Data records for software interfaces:

_____

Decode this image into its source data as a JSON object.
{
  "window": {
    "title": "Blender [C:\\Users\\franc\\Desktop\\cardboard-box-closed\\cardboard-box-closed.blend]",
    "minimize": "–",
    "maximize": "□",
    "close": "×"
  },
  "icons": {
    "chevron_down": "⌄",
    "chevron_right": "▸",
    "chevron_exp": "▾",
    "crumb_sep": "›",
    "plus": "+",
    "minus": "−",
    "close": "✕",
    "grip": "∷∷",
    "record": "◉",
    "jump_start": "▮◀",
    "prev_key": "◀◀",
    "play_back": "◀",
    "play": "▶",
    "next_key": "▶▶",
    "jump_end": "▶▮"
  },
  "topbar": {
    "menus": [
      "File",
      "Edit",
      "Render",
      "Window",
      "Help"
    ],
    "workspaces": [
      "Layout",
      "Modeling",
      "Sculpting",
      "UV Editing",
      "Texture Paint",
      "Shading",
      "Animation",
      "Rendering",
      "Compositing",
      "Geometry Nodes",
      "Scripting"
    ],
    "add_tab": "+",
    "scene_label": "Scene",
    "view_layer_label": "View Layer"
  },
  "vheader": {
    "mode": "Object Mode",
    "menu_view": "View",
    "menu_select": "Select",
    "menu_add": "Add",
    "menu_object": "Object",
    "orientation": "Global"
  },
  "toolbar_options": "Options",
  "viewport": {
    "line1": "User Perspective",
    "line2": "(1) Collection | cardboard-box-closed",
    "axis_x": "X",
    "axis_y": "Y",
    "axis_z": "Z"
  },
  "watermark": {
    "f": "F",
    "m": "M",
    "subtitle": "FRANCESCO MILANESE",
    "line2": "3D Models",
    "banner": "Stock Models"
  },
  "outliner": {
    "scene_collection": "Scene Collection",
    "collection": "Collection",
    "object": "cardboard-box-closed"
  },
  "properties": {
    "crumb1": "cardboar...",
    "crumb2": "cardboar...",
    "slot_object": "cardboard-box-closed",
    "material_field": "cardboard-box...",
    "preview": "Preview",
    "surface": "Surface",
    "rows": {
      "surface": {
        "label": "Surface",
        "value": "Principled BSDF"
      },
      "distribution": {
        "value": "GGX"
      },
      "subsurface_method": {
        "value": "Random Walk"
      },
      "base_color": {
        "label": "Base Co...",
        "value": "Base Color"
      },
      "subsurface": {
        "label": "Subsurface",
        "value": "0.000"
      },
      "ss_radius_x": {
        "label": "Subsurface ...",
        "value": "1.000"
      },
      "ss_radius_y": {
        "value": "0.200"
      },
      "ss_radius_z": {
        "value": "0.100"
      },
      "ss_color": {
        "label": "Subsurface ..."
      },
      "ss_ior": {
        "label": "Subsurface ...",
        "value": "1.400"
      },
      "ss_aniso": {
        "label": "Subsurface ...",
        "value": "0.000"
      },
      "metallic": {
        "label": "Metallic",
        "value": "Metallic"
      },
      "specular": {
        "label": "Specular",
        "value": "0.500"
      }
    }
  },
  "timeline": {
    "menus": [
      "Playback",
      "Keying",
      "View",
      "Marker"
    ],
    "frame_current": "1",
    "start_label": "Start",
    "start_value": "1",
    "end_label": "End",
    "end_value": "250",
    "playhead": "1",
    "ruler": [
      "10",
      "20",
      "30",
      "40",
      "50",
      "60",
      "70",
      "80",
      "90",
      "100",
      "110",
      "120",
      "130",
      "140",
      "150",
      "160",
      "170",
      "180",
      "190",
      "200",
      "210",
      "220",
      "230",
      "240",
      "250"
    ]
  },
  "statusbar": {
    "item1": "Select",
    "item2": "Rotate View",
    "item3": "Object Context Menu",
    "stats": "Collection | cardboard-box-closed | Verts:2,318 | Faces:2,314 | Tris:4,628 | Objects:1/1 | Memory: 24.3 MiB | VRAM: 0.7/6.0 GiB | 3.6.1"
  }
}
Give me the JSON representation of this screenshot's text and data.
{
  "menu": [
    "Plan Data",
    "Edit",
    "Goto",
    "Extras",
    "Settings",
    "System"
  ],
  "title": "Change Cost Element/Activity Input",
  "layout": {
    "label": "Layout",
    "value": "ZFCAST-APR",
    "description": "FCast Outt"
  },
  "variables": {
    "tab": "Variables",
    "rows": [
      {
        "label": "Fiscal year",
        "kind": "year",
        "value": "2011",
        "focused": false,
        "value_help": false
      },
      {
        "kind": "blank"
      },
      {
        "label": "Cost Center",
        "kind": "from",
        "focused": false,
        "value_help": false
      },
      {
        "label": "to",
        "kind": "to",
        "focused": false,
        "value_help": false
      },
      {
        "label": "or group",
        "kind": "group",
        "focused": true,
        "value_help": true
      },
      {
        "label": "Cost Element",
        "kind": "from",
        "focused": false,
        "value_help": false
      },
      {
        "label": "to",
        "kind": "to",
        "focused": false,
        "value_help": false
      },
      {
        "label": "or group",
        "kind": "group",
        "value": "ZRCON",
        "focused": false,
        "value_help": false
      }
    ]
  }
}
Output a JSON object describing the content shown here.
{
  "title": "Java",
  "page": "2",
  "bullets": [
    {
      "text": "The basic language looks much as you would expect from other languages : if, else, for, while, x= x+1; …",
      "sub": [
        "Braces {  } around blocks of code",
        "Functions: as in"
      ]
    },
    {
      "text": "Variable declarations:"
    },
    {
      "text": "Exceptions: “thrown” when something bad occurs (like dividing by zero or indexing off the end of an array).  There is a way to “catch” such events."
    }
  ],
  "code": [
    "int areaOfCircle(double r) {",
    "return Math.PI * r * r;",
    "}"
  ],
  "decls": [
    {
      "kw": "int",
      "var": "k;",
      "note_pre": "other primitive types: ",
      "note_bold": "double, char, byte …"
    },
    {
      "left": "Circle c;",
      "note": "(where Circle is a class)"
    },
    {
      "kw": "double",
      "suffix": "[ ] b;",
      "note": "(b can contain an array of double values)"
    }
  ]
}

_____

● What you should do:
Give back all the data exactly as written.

● Solved exercise:
Decode this image into its source data as a JSON object.
{
  "window": {
    "title": "Blender [C:\\Users\\franc\\Desktop\\cardboard-box-closed\\cardboard-box-closed.blend]",
    "minimize": "–",
    "maximize": "□",
    "close": "×"
  },
  "icons": {
    "chevron_down": "⌄",
    "chevron_right": "▸",
    "chevron_exp": "▾",
    "crumb_sep": "›",
    "plus": "+",
    "minus": "−",
    "close": "✕",
    "grip": "∷∷",
    "record": "◉",
    "jump_start": "▮◀",
    "prev_key": "◀◀",
    "play_back": "◀",
    "play": "▶",
    "next_key": "▶▶",
    "jump_end": "▶▮"
  },
  "topbar": {
    "menus": [
      "File",
      "Edit",
      "Render",
      "Window",
      "Help"
    ],
    "workspaces": [
      "Layout",
      "Modeling",
      "Sculpting",
      "UV Editing",
      "Texture Paint",
      "Shading",
      "Animation",
      "Rendering",
      "Compositing",
      "Geometry Nodes",
      "Scripting"
    ],
    "add_tab": "+",
    "scene_label": "Scene",
    "view_layer_label": "View Layer"
  },
  "vheader": {
    "mode": "Object Mode",
    "menu_view": "View",
    "menu_select": "Select",
    "menu_add": "Add",
    "menu_object": "Object",
    "orientation": "Global"
  },
  "toolbar_options": "Options",
  "viewport": {
    "line1": "User Perspective",
    "line2": "(1) Collection | cardboard-box-closed",
    "axis_x": "X",
    "axis_y": "Y",
    "axis_z": "Z"
  },
  "watermark": {
    "f": "F",
    "m": "M",
    "subtitle": "FRANCESCO MILANESE",
    "line2": "3D Models",
    "banner": "Stock Models"
  },
  "outliner": {
    "scene_collection": "Scene Collection",
    "collection": "Collection",
    "object": "cardboard-box-closed"
  },
  "properties": {
    "crumb1": "cardboar...",
    "crumb2": "cardboar...",
    "slot_object": "cardboard-box-closed",
    "material_field": "cardboard-box...",
    "preview": "Preview",
    "surface": "Surface",
    "rows": {
      "surface": {
        "label": "Surface",
        "value": "Principled BSDF"
      },
      "distribution": {
        "value": "GGX"
      },
      "subsurface_method": {
        "value": "Random Walk"
      },
      "base_color": {
        "label": "Base Co...",
        "value": "Base Color"
      },
      "subsurface": {
        "label": "Subsurface",
        "value": "0.000"
      },
      "ss_radius_x": {
        "label": "Subsurface ...",
        "value": "1.000"
      },
      "ss_radius_y": {
        "value": "0.200"
      },
      "ss_radius_z": {
        "value": "0.100"
      },
      "ss_color": {
        "label": "Subsurface ..."
      },
      "ss_ior": {
        "label": "Subsurface ...",
        "value": "1.400"
      },
      "ss_aniso": {
        "label": "Subsurface ...",
        "value": "0.000"
      },
      "metallic": {
        "label": "Metallic",
        "value": "Metallic"
      },
      "specular": {
        "label": "Specular",
        "value": "0.500"
      }
    }
  },
  "timeline": {
    "menus": [
      "Playback",
      "Keying",
      "View",
      "Marker"
    ],
    "frame_current": "1",
    "start_label": "Start",
    "start_value": "1",
    "end_label": "End",
    "end_value": "250",
    "playhead": "1",
    "ruler": [
      "10",
      "20",
      "30",
      "40",
      "50",
      "60",
      "70",
      "80",
      "90",
      "100",
      "110",
      "120",
      "130",
      "140",
      "150",
      "160",
      "170",
      "180",
      "190",
      "200",
      "210",
      "220",
      "230",
      "240",
      "250"
    ]
  },
  "statusbar": {
    "item1": "Select",
    "item2": "Rotate View",
    "item3": "Object Context Menu",
    "stats": "Collection | cardboard-box-closed | Verts:2,318 | Faces:2,314 | Tris:4,628 | Objects:1/1 | Memory: 24.3 MiB | VRAM: 0.7/6.0 GiB | 3.6.1"
  }
}
Give me the JSON representation of this screenshot's text and data.
{
  "menu": [
    "Plan Data",
    "Edit",
    "Goto",
    "Extras",
    "Settings",
    "System"
  ],
  "title": "Change Cost Element/Activity Input",
  "layout": {
    "label": "Layout",
    "value": "ZFCAST-APR",
    "description": "FCast Outt"
  },
  "variables": {
    "tab": "Variables",
    "rows": [
      {
        "label": "Fiscal year",
        "kind": "year",
        "value": "2011",
        "focused": false,
        "value_help": false
      },
      {
        "kind": "blank"
      },
      {
        "label": "Cost Center",
        "kind": "from",
        "focused": false,
        "value_help": false
      },
      {
        "label": "to",
        "kind": "to",
        "focused": false,
        "value_help": false
      },
      {
        "label": "or group",
        "kind": "group",
        "focused": true,
        "value_help": true
      },
      {
        "label": "Cost Element",
        "kind": "from",
        "focused": false,
        "value_help": false
      },
      {
        "label": "to",
        "kind": "to",
        "focused": false,
        "value_help": false
      },
      {
        "label": "or group",
        "kind": "group",
        "value": "ZRCON",
        "focused": false,
        "value_help": false
      }
    ]
  }
}
Output a JSON object describing the content shown here.
{
  "title": "Java",
  "page": "2",
  "bullets": [
    {
      "text": "The basic language looks much as you would expect from other languages : if, else, for, while, x= x+1; …",
      "sub": [
        "Braces {  } around blocks of code",
        "Functions: as in"
      ]
    },
    {
      "text": "Variable declarations:"
    },
    {
      "text": "Exceptions: “thrown” when something bad occurs (like dividing by zero or indexing off the end of an array).  There is a way to “catch” such events."
    }
  ],
  "code": [
    "int areaOfCircle(double r) {",
    "return Math.PI * r * r;",
    "}"
  ],
  "decls": [
    {
      "kw": "int",
      "var": "k;",
      "note_pre": "other primitive types: ",
      "note_bold": "double, char, byte …"
    },
    {
      "left": "Circle c;",
      "note": "(where Circle is a class)"
    },
    {
      "kw": "double",
      "suffix": "[ ] b;",
      "note": "(b can contain an array of double values)"
    }
  ]
}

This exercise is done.